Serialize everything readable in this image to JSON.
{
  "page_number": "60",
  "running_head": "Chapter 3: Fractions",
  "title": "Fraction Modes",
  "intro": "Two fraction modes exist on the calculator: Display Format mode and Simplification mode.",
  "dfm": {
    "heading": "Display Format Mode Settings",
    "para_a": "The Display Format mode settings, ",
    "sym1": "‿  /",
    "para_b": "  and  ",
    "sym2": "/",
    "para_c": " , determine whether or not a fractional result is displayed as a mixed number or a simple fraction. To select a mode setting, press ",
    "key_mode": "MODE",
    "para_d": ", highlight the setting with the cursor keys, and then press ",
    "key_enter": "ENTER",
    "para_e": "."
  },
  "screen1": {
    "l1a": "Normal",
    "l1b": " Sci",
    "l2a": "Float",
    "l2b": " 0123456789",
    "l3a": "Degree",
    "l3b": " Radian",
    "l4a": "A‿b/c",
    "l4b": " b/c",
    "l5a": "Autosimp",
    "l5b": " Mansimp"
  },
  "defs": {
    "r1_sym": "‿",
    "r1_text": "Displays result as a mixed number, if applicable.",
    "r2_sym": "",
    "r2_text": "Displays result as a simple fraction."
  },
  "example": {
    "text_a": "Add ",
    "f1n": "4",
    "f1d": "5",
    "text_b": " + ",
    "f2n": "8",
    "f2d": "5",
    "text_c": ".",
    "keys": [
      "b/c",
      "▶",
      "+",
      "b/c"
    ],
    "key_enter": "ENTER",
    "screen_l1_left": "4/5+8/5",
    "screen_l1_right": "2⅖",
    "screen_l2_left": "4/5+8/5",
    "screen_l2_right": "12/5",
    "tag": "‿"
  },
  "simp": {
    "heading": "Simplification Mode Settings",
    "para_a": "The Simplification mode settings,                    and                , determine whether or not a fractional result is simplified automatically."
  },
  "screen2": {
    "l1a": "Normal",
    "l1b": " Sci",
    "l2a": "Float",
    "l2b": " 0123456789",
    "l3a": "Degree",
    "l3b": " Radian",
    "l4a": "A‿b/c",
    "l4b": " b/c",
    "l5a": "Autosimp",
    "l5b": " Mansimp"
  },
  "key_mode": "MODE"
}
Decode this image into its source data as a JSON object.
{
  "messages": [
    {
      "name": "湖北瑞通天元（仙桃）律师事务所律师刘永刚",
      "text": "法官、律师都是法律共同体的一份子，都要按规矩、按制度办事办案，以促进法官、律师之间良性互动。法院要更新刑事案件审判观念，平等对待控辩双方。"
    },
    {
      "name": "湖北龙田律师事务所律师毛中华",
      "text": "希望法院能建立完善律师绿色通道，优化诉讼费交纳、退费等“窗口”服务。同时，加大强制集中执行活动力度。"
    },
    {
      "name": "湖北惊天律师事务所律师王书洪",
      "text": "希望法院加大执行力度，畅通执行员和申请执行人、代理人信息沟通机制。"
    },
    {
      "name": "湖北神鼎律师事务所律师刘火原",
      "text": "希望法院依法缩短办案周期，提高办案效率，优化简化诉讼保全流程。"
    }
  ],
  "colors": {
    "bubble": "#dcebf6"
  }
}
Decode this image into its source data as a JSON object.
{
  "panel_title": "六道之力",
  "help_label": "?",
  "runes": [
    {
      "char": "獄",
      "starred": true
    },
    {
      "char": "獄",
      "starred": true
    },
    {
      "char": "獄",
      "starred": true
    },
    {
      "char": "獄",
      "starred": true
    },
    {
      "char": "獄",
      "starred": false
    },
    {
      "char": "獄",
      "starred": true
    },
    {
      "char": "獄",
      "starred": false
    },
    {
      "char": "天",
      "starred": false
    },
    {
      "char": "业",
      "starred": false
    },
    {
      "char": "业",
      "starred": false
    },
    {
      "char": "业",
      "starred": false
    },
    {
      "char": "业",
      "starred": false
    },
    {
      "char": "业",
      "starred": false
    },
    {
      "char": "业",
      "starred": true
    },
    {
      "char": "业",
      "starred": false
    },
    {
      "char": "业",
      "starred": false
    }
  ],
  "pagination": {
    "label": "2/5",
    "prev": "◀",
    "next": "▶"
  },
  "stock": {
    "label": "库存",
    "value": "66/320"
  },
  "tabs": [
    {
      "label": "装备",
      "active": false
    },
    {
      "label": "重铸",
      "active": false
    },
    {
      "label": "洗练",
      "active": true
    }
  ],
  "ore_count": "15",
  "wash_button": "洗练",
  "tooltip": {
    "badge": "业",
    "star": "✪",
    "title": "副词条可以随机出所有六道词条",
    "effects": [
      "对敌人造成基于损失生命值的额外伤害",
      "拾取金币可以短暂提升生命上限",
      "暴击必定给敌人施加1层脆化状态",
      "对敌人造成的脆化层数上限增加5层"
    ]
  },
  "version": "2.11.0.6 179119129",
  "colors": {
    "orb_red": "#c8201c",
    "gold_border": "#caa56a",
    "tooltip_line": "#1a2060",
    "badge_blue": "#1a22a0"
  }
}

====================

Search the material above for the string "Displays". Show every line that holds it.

● Result for this exercise:
    "r1_text": "Displays result as a mixed number, if applicable.",
    "r2_text": "Displays result as a simple fraction."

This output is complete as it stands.